- **WHAT IS EXPECTED**: Exact repetition is required: output every record in full.

- **Dataset rows for apps and sites**:
--- --- ---

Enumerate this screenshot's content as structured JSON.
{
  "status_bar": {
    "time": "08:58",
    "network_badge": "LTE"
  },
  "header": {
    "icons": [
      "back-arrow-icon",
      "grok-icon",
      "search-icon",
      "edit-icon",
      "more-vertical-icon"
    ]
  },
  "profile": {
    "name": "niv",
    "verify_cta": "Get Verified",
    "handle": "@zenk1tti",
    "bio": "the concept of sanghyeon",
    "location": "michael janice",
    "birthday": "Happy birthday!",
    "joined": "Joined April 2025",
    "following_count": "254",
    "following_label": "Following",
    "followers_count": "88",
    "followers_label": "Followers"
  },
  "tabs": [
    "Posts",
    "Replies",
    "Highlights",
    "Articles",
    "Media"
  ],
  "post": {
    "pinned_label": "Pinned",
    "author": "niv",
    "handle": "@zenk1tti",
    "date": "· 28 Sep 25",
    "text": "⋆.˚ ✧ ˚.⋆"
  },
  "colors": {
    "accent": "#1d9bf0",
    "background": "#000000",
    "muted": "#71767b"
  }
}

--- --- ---

- **RESPONSE TO THE EXERCISE**:
Enumerate this screenshot's content as structured JSON.
{
  "status_bar": {
    "time": "08:58",
    "network_badge": "LTE"
  },
  "header": {
    "icons": [
      "back-arrow-icon",
      "grok-icon",
      "search-icon",
      "edit-icon",
      "more-vertical-icon"
    ]
  },
  "profile": {
    "name": "niv",
    "verify_cta": "Get Verified",
    "handle": "@zenk1tti",
    "bio": "the concept of sanghyeon",
    "location": "michael janice",
    "birthday": "Happy birthday!",
    "joined": "Joined April 2025",
    "following_count": "254",
    "following_label": "Following",
    "followers_count": "88",
    "followers_label": "Followers"
  },
  "tabs": [
    "Posts",
    "Replies",
    "Highlights",
    "Articles",
    "Media"
  ],
  "post": {
    "pinned_label": "Pinned",
    "author": "niv",
    "handle": "@zenk1tti",
    "date": "· 28 Sep 25",
    "text": "⋆.˚ ✧ ˚.⋆"
  },
  "colors": {
    "accent": "#1d9bf0",
    "background": "#000000",
    "muted": "#71767b"
  }
}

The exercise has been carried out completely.